##### Records shown #####
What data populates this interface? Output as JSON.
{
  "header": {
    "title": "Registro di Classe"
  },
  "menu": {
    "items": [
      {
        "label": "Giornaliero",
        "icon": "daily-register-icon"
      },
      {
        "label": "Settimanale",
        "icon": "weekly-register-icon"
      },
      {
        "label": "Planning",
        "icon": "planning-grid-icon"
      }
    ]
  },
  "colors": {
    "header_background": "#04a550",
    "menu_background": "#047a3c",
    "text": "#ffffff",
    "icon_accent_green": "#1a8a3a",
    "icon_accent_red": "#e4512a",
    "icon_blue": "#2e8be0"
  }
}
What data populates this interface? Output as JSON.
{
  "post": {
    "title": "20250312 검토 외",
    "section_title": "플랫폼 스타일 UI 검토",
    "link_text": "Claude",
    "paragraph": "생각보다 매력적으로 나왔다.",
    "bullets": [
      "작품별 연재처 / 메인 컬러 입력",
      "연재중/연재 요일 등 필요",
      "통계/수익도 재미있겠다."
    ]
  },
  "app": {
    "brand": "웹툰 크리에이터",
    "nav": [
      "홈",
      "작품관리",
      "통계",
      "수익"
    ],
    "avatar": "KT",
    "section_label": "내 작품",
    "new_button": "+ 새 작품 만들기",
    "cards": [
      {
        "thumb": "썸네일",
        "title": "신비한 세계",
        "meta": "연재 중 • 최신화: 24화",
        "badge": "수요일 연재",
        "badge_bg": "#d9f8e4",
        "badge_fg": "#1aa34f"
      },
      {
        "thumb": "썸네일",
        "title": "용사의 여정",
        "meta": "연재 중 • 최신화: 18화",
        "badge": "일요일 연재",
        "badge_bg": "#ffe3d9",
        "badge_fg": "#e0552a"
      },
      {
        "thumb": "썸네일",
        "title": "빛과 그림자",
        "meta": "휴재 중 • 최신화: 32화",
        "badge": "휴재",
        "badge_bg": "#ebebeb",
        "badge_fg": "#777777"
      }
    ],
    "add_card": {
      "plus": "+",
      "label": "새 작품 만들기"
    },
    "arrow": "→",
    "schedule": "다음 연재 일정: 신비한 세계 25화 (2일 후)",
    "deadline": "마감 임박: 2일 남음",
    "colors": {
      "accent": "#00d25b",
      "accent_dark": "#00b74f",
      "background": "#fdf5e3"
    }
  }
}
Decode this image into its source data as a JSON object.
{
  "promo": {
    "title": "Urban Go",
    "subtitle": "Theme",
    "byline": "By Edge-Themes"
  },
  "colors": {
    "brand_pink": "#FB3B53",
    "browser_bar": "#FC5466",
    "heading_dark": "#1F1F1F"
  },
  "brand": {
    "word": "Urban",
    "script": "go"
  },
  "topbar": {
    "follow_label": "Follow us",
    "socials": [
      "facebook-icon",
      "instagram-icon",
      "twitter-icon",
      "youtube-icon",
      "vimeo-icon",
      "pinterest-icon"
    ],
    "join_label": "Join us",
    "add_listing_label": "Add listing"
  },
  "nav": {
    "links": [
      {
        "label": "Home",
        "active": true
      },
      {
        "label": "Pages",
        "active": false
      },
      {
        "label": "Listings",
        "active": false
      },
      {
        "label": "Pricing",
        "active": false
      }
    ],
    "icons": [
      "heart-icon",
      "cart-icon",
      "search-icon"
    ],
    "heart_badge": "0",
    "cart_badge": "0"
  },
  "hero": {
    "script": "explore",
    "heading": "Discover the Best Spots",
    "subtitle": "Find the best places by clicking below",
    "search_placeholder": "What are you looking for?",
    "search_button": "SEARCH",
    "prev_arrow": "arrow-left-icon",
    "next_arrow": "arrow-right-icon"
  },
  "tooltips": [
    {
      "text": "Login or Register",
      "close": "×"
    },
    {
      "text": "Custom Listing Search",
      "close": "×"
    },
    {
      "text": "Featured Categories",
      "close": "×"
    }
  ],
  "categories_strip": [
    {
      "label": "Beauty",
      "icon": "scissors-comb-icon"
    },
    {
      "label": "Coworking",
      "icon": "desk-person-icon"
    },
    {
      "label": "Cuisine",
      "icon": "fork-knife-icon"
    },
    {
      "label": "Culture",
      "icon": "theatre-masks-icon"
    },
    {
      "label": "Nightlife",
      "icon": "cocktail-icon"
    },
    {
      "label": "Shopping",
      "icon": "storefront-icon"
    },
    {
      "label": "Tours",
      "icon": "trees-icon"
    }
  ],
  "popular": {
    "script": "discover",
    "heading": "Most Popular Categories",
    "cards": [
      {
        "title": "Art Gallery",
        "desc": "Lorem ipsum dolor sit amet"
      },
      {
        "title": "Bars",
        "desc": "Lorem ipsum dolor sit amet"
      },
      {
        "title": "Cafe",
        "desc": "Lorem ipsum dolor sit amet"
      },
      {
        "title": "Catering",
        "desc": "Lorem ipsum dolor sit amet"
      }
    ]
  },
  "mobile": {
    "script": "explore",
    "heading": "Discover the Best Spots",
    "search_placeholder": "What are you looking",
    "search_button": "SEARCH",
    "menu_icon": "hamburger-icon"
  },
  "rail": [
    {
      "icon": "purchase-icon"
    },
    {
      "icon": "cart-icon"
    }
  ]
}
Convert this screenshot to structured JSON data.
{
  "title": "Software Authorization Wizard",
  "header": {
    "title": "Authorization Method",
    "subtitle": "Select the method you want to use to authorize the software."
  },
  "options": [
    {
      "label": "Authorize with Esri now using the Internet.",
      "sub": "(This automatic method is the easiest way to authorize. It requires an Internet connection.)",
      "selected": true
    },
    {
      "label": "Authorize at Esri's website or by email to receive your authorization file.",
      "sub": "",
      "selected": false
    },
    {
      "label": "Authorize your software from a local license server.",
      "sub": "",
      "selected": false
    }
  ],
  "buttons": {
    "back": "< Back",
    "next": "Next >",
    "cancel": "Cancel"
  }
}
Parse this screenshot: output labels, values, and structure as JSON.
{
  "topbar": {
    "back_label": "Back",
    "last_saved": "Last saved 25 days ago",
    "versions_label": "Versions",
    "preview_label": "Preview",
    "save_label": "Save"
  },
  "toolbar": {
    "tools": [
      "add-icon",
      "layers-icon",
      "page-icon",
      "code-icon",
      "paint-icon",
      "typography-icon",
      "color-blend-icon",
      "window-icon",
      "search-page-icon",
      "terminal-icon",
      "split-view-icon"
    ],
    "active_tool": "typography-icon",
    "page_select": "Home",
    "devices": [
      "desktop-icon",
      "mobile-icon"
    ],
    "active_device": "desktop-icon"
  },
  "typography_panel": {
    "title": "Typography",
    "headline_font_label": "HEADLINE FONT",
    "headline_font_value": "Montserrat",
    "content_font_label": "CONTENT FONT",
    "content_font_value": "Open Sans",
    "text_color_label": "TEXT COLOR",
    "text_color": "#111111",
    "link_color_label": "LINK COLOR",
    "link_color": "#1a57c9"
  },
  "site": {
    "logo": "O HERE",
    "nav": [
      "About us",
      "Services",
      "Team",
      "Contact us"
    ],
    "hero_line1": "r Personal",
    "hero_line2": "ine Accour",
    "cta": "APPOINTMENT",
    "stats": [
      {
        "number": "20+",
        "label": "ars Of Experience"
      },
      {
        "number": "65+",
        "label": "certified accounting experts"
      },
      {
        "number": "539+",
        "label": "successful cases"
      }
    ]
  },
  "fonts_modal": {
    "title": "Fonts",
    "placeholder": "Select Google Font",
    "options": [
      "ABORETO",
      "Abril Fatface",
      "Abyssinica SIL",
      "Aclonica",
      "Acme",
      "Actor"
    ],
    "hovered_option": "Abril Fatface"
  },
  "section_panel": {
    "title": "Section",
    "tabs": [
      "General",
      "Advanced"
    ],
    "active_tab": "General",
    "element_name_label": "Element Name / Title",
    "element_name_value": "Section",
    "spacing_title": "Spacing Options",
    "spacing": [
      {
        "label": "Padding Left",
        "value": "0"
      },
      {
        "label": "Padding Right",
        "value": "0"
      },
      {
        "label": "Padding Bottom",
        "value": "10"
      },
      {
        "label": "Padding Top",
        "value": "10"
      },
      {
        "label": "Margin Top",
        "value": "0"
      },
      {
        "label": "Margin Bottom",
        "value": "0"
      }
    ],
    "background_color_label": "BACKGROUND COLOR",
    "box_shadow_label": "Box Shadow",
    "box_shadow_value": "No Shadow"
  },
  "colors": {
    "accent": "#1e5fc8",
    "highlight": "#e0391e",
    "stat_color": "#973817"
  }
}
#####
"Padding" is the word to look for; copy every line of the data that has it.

Completed exercise =
        "label": "Padding Left",
        "label": "Padding Right",
        "label": "Padding Bottom",
        "label": "Padding Top",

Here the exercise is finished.